BRIEF => Copy every record exactly.

RECORDS TO PROCESS =>
----

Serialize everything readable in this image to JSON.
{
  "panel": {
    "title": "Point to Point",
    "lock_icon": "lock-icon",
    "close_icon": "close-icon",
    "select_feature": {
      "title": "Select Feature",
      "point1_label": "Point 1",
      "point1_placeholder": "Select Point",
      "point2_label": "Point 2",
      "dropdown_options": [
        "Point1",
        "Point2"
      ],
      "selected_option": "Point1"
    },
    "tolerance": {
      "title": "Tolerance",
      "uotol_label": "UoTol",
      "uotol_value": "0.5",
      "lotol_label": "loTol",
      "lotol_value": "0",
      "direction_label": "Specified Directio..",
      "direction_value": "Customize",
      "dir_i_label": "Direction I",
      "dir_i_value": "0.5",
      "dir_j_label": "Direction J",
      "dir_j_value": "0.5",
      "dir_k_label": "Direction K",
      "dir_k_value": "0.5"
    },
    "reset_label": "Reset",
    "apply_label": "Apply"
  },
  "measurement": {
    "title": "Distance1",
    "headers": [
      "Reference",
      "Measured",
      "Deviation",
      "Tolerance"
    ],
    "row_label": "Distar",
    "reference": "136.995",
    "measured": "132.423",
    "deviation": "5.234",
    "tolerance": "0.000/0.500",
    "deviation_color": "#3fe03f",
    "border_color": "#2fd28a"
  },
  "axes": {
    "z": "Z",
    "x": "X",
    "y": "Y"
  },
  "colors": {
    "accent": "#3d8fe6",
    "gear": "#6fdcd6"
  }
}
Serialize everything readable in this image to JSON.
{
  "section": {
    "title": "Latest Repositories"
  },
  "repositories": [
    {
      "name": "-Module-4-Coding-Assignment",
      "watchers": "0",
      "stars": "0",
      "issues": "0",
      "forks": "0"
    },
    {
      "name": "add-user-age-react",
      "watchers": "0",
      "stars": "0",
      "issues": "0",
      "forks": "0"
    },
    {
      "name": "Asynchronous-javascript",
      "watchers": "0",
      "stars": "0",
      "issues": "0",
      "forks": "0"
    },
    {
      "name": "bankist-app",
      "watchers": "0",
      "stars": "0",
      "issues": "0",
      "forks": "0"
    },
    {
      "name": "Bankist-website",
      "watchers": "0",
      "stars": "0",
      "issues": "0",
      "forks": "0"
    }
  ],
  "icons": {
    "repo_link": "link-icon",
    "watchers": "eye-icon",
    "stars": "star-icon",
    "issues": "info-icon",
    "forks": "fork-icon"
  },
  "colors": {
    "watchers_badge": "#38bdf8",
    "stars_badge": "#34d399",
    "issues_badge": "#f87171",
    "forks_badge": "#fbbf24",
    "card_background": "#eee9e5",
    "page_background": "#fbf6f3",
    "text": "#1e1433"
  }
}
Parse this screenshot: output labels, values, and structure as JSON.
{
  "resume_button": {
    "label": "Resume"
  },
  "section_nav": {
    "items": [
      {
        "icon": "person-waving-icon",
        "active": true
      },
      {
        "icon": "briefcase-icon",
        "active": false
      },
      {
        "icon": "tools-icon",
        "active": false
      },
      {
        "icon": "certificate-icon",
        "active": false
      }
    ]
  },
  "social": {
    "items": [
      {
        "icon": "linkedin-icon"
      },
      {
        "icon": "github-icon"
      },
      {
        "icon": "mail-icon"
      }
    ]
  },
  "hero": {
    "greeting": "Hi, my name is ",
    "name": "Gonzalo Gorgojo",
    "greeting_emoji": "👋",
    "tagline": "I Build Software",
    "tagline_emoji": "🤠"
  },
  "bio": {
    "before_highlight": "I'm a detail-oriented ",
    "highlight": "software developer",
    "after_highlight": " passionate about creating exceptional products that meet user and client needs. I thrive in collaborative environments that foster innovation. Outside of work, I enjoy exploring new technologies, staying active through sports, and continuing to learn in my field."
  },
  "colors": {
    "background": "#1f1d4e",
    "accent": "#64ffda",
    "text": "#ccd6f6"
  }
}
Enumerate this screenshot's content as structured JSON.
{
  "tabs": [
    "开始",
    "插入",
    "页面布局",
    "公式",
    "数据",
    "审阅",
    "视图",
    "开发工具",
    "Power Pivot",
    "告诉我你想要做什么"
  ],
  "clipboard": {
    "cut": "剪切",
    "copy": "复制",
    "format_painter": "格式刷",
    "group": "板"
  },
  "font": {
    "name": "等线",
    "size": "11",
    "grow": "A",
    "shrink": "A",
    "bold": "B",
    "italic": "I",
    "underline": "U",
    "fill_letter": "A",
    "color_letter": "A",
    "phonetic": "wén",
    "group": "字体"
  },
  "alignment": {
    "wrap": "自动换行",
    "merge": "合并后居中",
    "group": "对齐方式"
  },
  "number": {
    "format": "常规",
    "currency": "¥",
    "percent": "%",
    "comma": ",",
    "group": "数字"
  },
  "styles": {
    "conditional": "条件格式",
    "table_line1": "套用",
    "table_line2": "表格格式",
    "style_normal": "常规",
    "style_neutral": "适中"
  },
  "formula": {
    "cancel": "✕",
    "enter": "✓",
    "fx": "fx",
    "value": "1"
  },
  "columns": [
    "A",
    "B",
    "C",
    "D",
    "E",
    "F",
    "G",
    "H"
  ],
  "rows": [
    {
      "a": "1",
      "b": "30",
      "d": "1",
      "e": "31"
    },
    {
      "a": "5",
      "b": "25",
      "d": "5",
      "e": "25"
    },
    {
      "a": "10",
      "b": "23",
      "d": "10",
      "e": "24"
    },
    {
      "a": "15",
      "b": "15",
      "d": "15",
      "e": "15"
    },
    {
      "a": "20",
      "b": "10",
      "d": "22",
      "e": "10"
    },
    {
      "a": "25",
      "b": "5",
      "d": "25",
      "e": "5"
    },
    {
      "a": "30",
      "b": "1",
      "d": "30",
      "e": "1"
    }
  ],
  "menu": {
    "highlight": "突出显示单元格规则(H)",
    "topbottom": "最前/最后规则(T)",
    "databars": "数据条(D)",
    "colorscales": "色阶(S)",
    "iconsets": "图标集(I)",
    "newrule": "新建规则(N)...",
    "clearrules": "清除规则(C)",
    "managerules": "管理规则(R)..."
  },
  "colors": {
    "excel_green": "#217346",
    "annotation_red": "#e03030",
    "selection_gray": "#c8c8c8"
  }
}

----

TASK RESPONSE =>
Serialize everything readable in this image to JSON.
{
  "panel": {
    "title": "Point to Point",
    "lock_icon": "lock-icon",
    "close_icon": "close-icon",
    "select_feature": {
      "title": "Select Feature",
      "point1_label": "Point 1",
      "point1_placeholder": "Select Point",
      "point2_label": "Point 2",
      "dropdown_options": [
        "Point1",
        "Point2"
      ],
      "selected_option": "Point1"
    },
    "tolerance": {
      "title": "Tolerance",
      "uotol_label": "UoTol",
      "uotol_value": "0.5",
      "lotol_label": "loTol",
      "lotol_value": "0",
      "direction_label": "Specified Directio..",
      "direction_value": "Customize",
      "dir_i_label": "Direction I",
      "dir_i_value": "0.5",
      "dir_j_label": "Direction J",
      "dir_j_value": "0.5",
      "dir_k_label": "Direction K",
      "dir_k_value": "0.5"
    },
    "reset_label": "Reset",
    "apply_label": "Apply"
  },
  "measurement": {
    "title": "Distance1",
    "headers": [
      "Reference",
      "Measured",
      "Deviation",
      "Tolerance"
    ],
    "row_label": "Distar",
    "reference": "136.995",
    "measured": "132.423",
    "deviation": "5.234",
    "tolerance": "0.000/0.500",
    "deviation_color": "#3fe03f",
    "border_color": "#2fd28a"
  },
  "axes": {
    "z": "Z",
    "x": "X",
    "y": "Y"
  },
  "colors": {
    "accent": "#3d8fe6",
    "gear": "#6fdcd6"
  }
}
Serialize everything readable in this image to JSON.
{
  "section": {
    "title": "Latest Repositories"
  },
  "repositories": [
    {
      "name": "-Module-4-Coding-Assignment",
      "watchers": "0",
      "stars": "0",
      "issues": "0",
      "forks": "0"
    },
    {
      "name": "add-user-age-react",
      "watchers": "0",
      "stars": "0",
      "issues": "0",
      "forks": "0"
    },
    {
      "name": "Asynchronous-javascript",
      "watchers": "0",
      "stars": "0",
      "issues": "0",
      "forks": "0"
    },
    {
      "name": "bankist-app",
      "watchers": "0",
      "stars": "0",
      "issues": "0",
      "forks": "0"
    },
    {
      "name": "Bankist-website",
      "watchers": "0",
      "stars": "0",
      "issues": "0",
      "forks": "0"
    }
  ],
  "icons": {
    "repo_link": "link-icon",
    "watchers": "eye-icon",
    "stars": "star-icon",
    "issues": "info-icon",
    "forks": "fork-icon"
  },
  "colors": {
    "watchers_badge": "#38bdf8",
    "stars_badge": "#34d399",
    "issues_badge": "#f87171",
    "forks_badge": "#fbbf24",
    "card_background": "#eee9e5",
    "page_background": "#fbf6f3",
    "text": "#1e1433"
  }
}
Parse this screenshot: output labels, values, and structure as JSON.
{
  "resume_button": {
    "label": "Resume"
  },
  "section_nav": {
    "items": [
      {
        "icon": "person-waving-icon",
        "active": true
      },
      {
        "icon": "briefcase-icon",
        "active": false
      },
      {
        "icon": "tools-icon",
        "active": false
      },
      {
        "icon": "certificate-icon",
        "active": false
      }
    ]
  },
  "social": {
    "items": [
      {
        "icon": "linkedin-icon"
      },
      {
        "icon": "github-icon"
      },
      {
        "icon": "mail-icon"
      }
    ]
  },
  "hero": {
    "greeting": "Hi, my name is ",
    "name": "Gonzalo Gorgojo",
    "greeting_emoji": "👋",
    "tagline": "I Build Software",
    "tagline_emoji": "🤠"
  },
  "bio": {
    "before_highlight": "I'm a detail-oriented ",
    "highlight": "software developer",
    "after_highlight": " passionate about creating exceptional products that meet user and client needs. I thrive in collaborative environments that foster innovation. Outside of work, I enjoy exploring new technologies, staying active through sports, and continuing to learn in my field."
  },
  "colors": {
    "background": "#1f1d4e",
    "accent": "#64ffda",
    "text": "#ccd6f6"
  }
}
Enumerate this screenshot's content as structured JSON.
{
  "tabs": [
    "开始",
    "插入",
    "页面布局",
    "公式",
    "数据",
    "审阅",
    "视图",
    "开发工具",
    "Power Pivot",
    "告诉我你想要做什么"
  ],
  "clipboard": {
    "cut": "剪切",
    "copy": "复制",
    "format_painter": "格式刷",
    "group": "板"
  },
  "font": {
    "name": "等线",
    "size": "11",
    "grow": "A",
    "shrink": "A",
    "bold": "B",
    "italic": "I",
    "underline": "U",
    "fill_letter": "A",
    "color_letter": "A",
    "phonetic": "wén",
    "group": "字体"
  },
  "alignment": {
    "wrap": "自动换行",
    "merge": "合并后居中",
    "group": "对齐方式"
  },
  "number": {
    "format": "常规",
    "currency": "¥",
    "percent": "%",
    "comma": ",",
    "group": "数字"
  },
  "styles": {
    "conditional": "条件格式",
    "table_line1": "套用",
    "table_line2": "表格格式",
    "style_normal": "常规",
    "style_neutral": "适中"
  },
  "formula": {
    "cancel": "✕",
    "enter": "✓",
    "fx": "fx",
    "value": "1"
  },
  "columns": [
    "A",
    "B",
    "C",
    "D",
    "E",
    "F",
    "G",
    "H"
  ],
  "rows": [
    {
      "a": "1",
      "b": "30",
      "d": "1",
      "e": "31"
    },
    {
      "a": "5",
      "b": "25",
      "d": "5",
      "e": "25"
    },
    {
      "a": "10",
      "b": "23",
      "d": "10",
      "e": "24"
    },
    {
      "a": "15",
      "b": "15",
      "d": "15",
      "e": "15"
    },
    {
      "a": "20",
      "b": "10",
      "d": "22",
      "e": "10"
    },
    {
      "a": "25",
      "b": "5",
      "d": "25",
      "e": "5"
    },
    {
      "a": "30",
      "b": "1",
      "d": "30",
      "e": "1"
    }
  ],
  "menu": {
    "highlight": "突出显示单元格规则(H)",
    "topbottom": "最前/最后规则(T)",
    "databars": "数据条(D)",
    "colorscales": "色阶(S)",
    "iconsets": "图标集(I)",
    "newrule": "新建规则(N)...",
    "clearrules": "清除规则(C)",
    "managerules": "管理规则(R)..."
  },
  "colors": {
    "excel_green": "#217346",
    "annotation_red": "#e03030",
    "selection_gray": "#c8c8c8"
  }
}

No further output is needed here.